    Note that UDP packets may be dropped by all manner of devices along the way (so you get no response). The response, if it is coming, will arrive on the socket you sent the probe out on as shown. You have to send some sort of valid(ish) UDP packet to incite a response from the server.

    NetworkInfo::Discovery::Scan does what you want and you can pull code from there.

    cheers

    tachyon

      I did that reading, and I thought I provided a complete sample program that does exactly the technique you describe.

      From a sniffer, I know a UDP packet goes out and an ICMP one comes back.

      I can't figure out to read the ICMP into memory (not decode, just read into a buffer...)

      No worries, no more comments needed, I'll review my code in the morning...maybe a good night sleep will clear out the cobbwebs...

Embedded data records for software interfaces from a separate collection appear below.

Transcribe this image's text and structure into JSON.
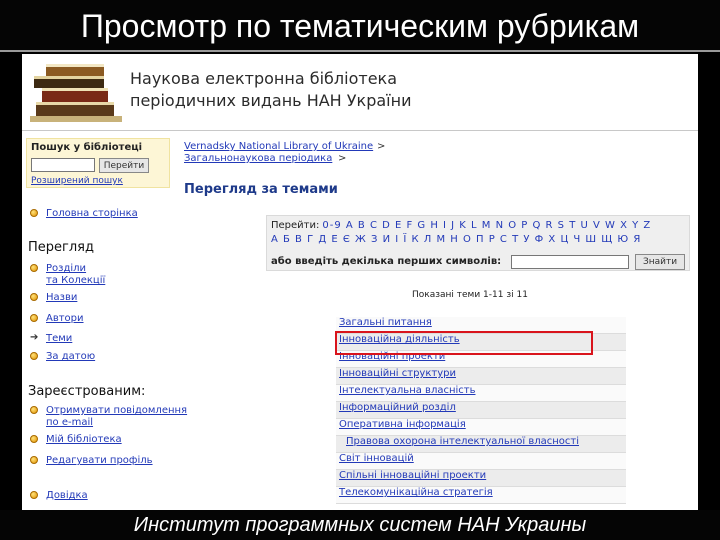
{
  "slide": {
    "title": "Просмотр по тематическим рубрикам",
    "footer": "Институт программных систем НАН Украины"
  },
  "header": {
    "line1": "Наукова електронна бібліотека",
    "line2": "періодичних видань НАН України"
  },
  "search": {
    "label": "Пошук у бібліотеці",
    "button": "Перейти",
    "advanced": "Розширений пошук"
  },
  "nav": {
    "home": "Головна сторінка",
    "browse_heading": "Перегляд",
    "communities_line1": "Розділи",
    "communities_line2": "та Колекції",
    "titles": "Назви",
    "authors": "Автори",
    "subjects": "Теми",
    "by_date": "За датою",
    "registered_heading": "Зареєстрованим:",
    "subscribe_line1": "Отримувати повідомлення",
    "subscribe_line2": "по e-mail",
    "my_library": "Мій бібліотека",
    "edit_profile": "Редагувати профіль",
    "help": "Довідка"
  },
  "breadcrumb": {
    "item1": "Vernadsky National Library of Ukraine",
    "item2": "Загальнонаукова періодика",
    "sep": ">"
  },
  "page_heading": "Перегляд за темами",
  "alphabet": {
    "goto_label": "Перейти:",
    "latin": "0-9 A B C D E F G H I J K L M N O P Q R S T U V W X Y Z",
    "cyrillic": "А Б В Г Д Е Є Ж З И І Ї К Л М Н О П Р С Т У Ф Х Ц Ч Ш Щ Ю Я",
    "input_label": "або введіть декілька перших символів:",
    "button": "Знайти"
  },
  "shown_text": "Показані теми 1-11 зі 11",
  "topics": [
    "Загальні питання",
    "Інноваційна діяльність",
    "Інноваційні проекти",
    "Інноваційні структури",
    "Інтелектуальна власність",
    "Інформаційний розділ",
    "Оперативна інформація",
    "Правова охорона інтелектуальної власності",
    "Світ інновацій",
    "Спільні інноваційні проекти",
    "Телекомунікаційна стратегія"
  ],
  "colors": {
    "link": "#2239b8",
    "highlight": "#d9141c",
    "search_bg": "#fdf6d6",
    "heading": "#1e3a8a"
  }
}
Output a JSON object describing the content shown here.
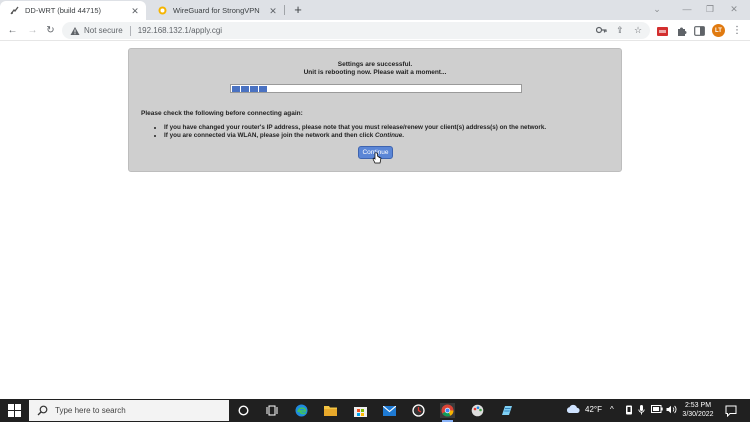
{
  "browser": {
    "tabs": [
      {
        "title": "DD-WRT (build 44715)",
        "active": true
      },
      {
        "title": "WireGuard for StrongVPN",
        "active": false
      }
    ],
    "security_label": "Not secure",
    "url": "192.168.132.1/apply.cgi",
    "avatar_initials": "LT"
  },
  "page": {
    "status_line1": "Settings are successful.",
    "status_line2": "Unit is rebooting now. Please wait a moment...",
    "progress_percent": 13,
    "check_heading": "Please check the following before connecting again:",
    "bullet1": "If you have changed your router's IP address, please note that you must release/renew your client(s) address(s) on the network.",
    "bullet2_prefix": "If you are connected via WLAN, please join the network and then click ",
    "bullet2_emphasis": "Continue",
    "bullet2_suffix": ".",
    "continue_label": "Continue"
  },
  "taskbar": {
    "search_placeholder": "Type here to search",
    "weather": "42°F",
    "time": "2:53 PM",
    "date": "3/30/2022"
  },
  "colors": {
    "panel_bg": "#cfcfcf",
    "progress_fill": "#4a72c2",
    "button_bg": "#5b86d6",
    "taskbar_bg": "#202020",
    "avatar_bg": "#e07a10"
  }
}
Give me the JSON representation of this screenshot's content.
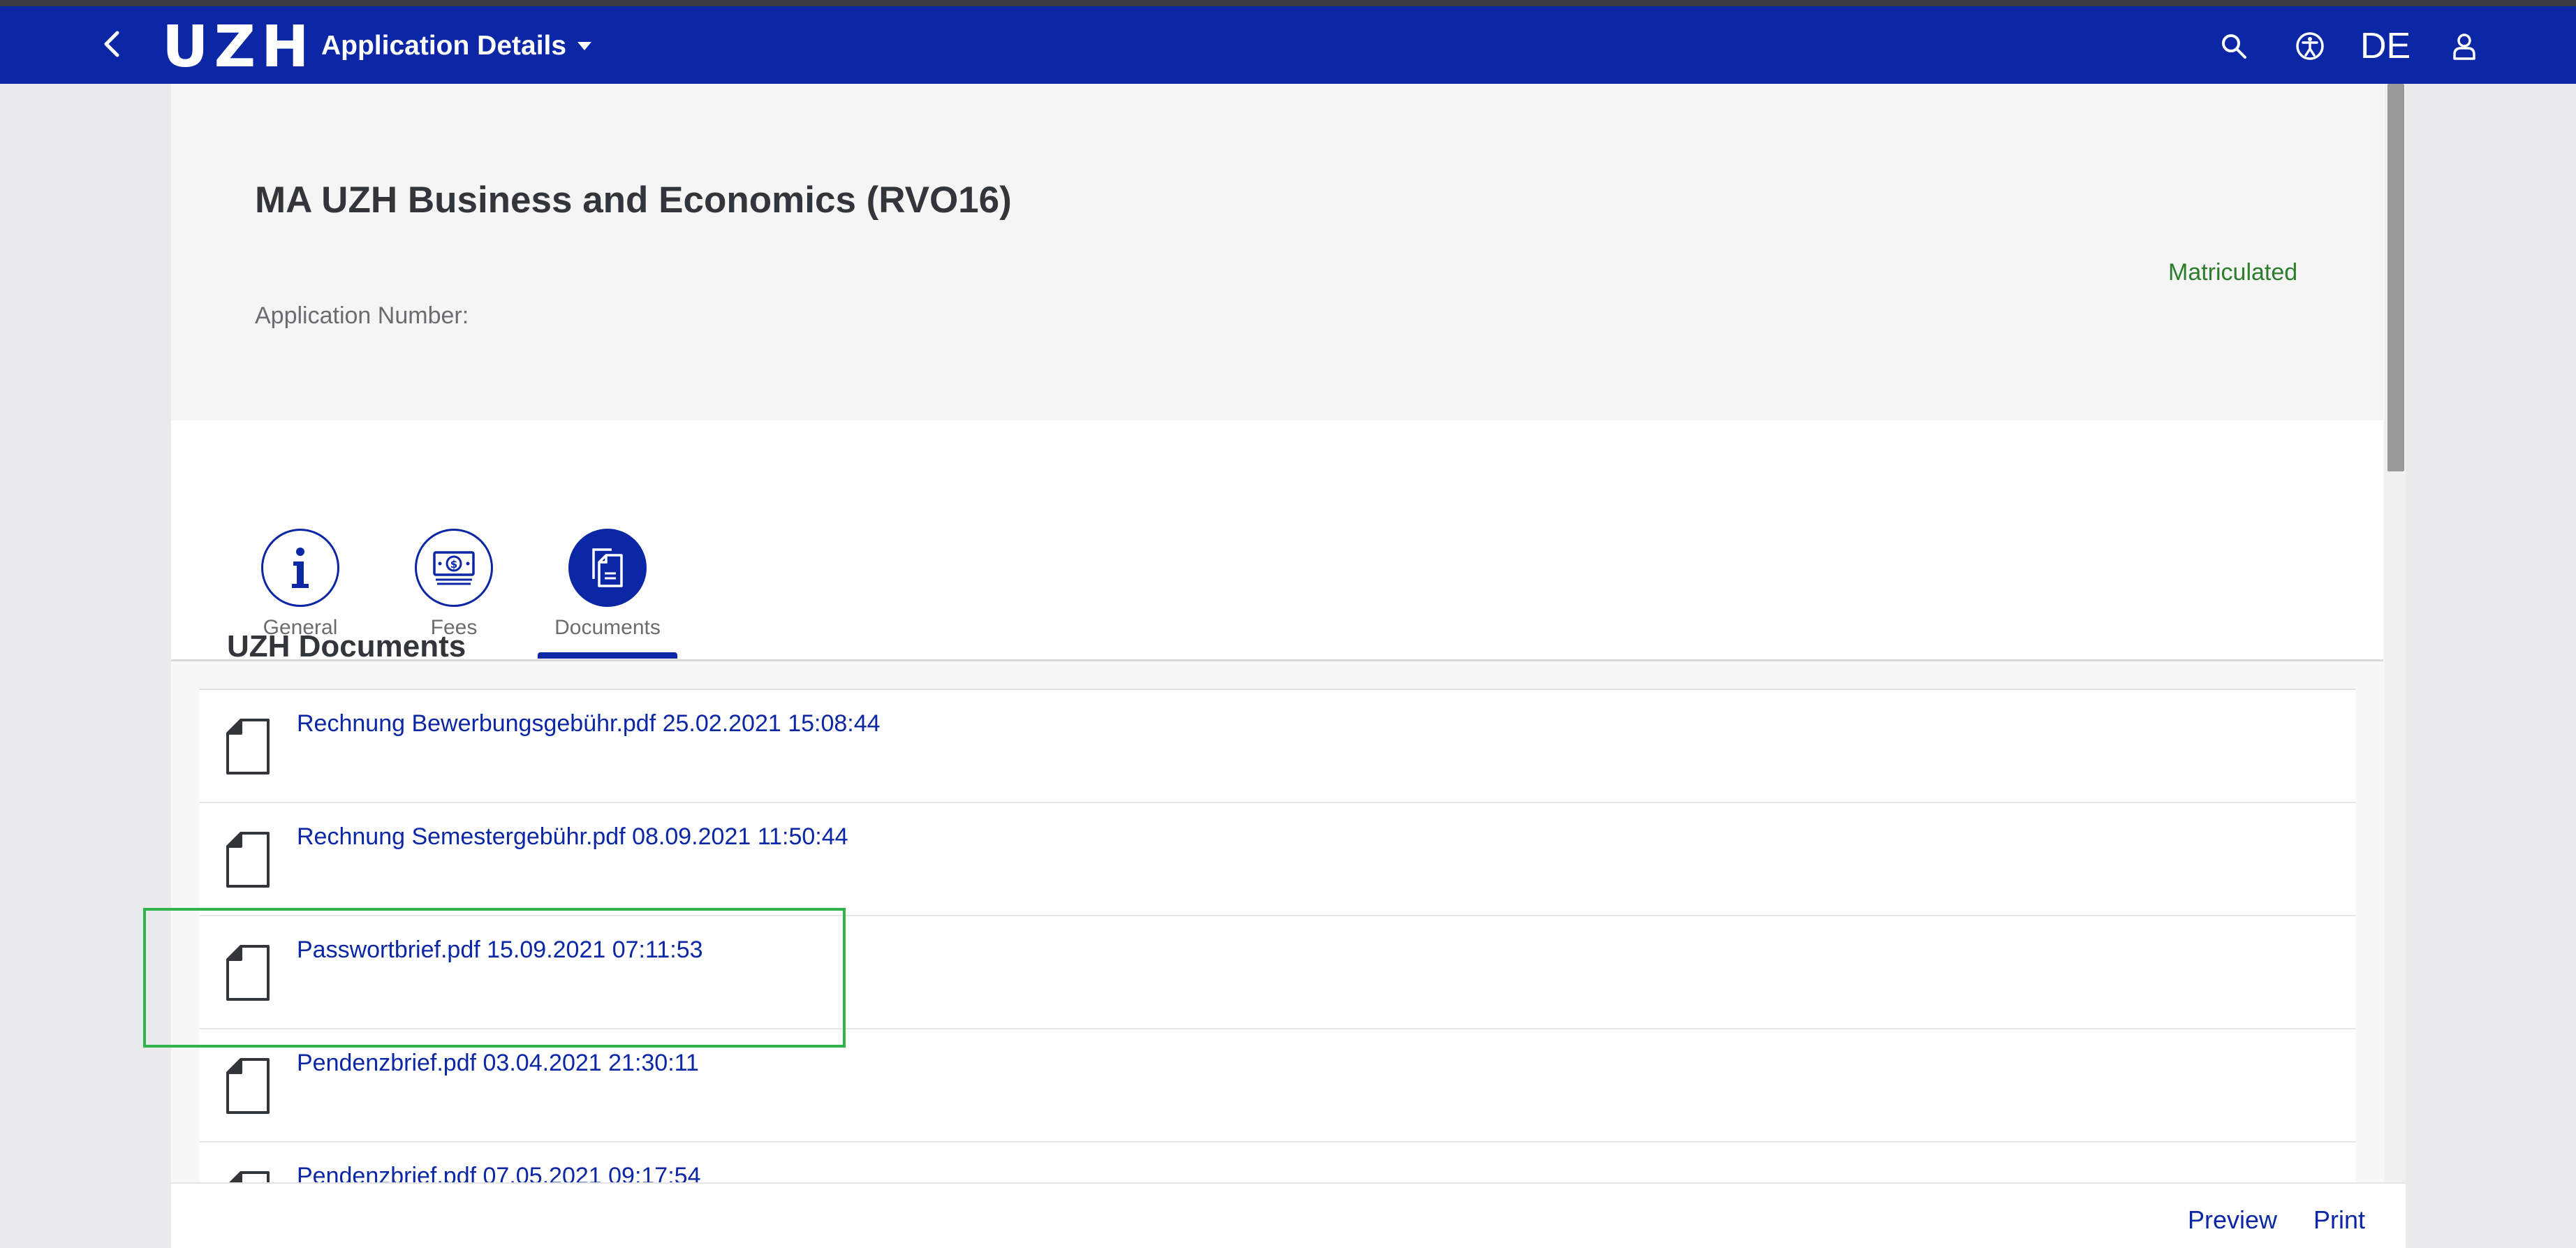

        you'll have to use Net::Pcap most likely. use it to capture the appropriate ICMP packets that may be returned in response to your UDP packet. dealing with ICMP requires root access and is a pain.

        i would just make a call out to nmap or some other external port scanner.

Log In?
Username:
Password:

What's my password?
Create A New User
Node Status?
node history
Node Type: note [id://370087]
help
Chatterbox?
and the web crawler heard nothing...

How do I use this? | Other CB clients
Other Users?
Others making s'mores by the fire in the courtyard of the Monastery: (7)
As of 2014-12-25 09:25 GMT
Sections?
Information?
Find Nodes?
Leftovers?
    Voting Booth?

    Is guessing a good strategy for surviving in the IT business?





    Results (159 votes), past polls